Digital Corps Director Brandon Smith said that students learning their strengths is only step one of a longer process.
“I think step one is an awareness piece, and step two is implementation,” he said. “How do you take what you’ve learned and improve your work, your engagement at work, and improve your satisfaction with work?”
The Digital Corps was chosen for this initiative’s first year because of staff’s willingness to engage in new projects and ideas. Smith, along with other staff, are “happy to be on the cutting edge of new ideas, new approaches, new technologies, so [the Digital Corps is] a good fit in that regard.”
Smith attributes the initiative’s current success to the widespread comradery at the Corps. “When you’ve got a team that cares so much about each other, they want to help each other leverage their strengths,” he said. Corps students and staff want to “understand each other’s strengths, and they enjoy getting to know each other talking about each other’s strengths.”
After the workshop, the Corps has been working to integrate strengths into daily conversation. For example, the Communication Team got to know each other’s strengths in a team meeting by writing about fellow team member and exploring how they use one of their top five strengths in the workplace. This exercise allowed members of the Communication Team to familiarize themselves with each other’s strengths and grow to appreciate them on a deeper level.
The most common strength among Corps students and staff is Futuristic, with 29.5% of Corps employees having it somewhere in their top five. People with the Futuristic strength draw inspiration from the future and its possibilities, which aligns with one of our Corps values of preparing students for the professional workplace.
Digital Corps staff, masters, and graduate assistants received extra strengths training a month after the workshop.
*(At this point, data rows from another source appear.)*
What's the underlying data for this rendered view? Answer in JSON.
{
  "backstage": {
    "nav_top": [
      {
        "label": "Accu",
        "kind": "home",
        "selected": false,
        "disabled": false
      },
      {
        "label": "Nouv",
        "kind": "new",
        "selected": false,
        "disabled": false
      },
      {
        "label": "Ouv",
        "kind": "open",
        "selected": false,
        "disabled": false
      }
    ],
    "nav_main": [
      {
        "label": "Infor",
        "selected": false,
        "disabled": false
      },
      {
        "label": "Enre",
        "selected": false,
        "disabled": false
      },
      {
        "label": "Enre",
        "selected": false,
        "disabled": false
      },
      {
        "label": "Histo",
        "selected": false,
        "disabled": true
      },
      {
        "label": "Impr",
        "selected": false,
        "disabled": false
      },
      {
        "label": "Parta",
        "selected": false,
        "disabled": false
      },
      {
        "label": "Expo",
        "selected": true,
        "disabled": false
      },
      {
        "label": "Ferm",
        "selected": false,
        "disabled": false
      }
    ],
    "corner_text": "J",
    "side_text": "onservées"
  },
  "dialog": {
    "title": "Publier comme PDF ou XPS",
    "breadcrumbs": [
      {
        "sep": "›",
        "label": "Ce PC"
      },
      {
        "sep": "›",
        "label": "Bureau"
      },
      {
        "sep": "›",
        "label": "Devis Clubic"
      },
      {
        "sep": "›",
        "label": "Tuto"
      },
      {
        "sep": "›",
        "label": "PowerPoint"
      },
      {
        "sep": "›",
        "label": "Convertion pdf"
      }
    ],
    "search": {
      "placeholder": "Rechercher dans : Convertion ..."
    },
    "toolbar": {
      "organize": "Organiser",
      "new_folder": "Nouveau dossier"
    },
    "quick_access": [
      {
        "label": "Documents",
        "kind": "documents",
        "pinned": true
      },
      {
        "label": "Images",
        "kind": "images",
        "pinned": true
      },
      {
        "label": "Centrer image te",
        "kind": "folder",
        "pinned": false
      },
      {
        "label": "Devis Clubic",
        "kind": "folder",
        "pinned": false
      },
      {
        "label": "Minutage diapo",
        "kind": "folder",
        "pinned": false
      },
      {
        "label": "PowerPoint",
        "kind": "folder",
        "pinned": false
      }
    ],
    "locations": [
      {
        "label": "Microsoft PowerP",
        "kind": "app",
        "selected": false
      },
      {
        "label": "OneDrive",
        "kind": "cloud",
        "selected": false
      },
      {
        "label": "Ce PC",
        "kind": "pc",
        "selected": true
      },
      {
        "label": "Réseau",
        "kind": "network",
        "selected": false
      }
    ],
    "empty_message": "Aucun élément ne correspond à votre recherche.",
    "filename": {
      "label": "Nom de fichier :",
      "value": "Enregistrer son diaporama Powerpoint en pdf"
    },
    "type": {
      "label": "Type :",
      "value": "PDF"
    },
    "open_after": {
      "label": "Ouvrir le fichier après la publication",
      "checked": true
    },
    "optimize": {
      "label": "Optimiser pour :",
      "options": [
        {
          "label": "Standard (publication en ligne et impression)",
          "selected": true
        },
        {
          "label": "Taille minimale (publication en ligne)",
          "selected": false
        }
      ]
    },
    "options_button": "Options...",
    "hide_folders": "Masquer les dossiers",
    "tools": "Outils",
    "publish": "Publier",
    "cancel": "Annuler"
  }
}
Communication Master Addison Paul has enjoyed learning about her peers’ strengths.
“As a master and a JPM, I try my best to help people feel comfortable and supported and knowing that people value those skills in the workplace makes me happy to bring them into projects every day,” said Paul.
Much like Paul, Project Management Specialist Drew Wiltberger thinks that it is important to know what motivates the people on projects he manages.
“A large part of my job as a project manager is making sure people are still motivated to do their job,” he said. “To know what motivates them inherently on an individual level is something that I think would be really beneficial to me.”
According to Charity Coffman, Assistant Director at the Digital Corps and Ball State U Have Talent Ambassador, the long-term goal of the Ball State U Have Talent initiative is to spread leadership throughout campus and help students build upon their skills. Coffman says the goals of the ambassadors are to “build up a culture where we can have a common vocabulary and a common focus” throughout the University.
While this is only the program’s first year, Coffman hopes that it will continue to grow, giving students the proper resources they need to better connect with their strengths, such as working with career coaches that have this training. She also wants to integrate strengths into the Corps’ identity, much like our seven Corps values.
The Digital Corps is looking forward to taking part in the growth and development of the Ball State U Have Talent initiative. Students have valued learning about their peers’ talents and motivations. Staff hopes to bring current and future Corps employees closer to their strengths and cultivate a workplace culture of celebrating success.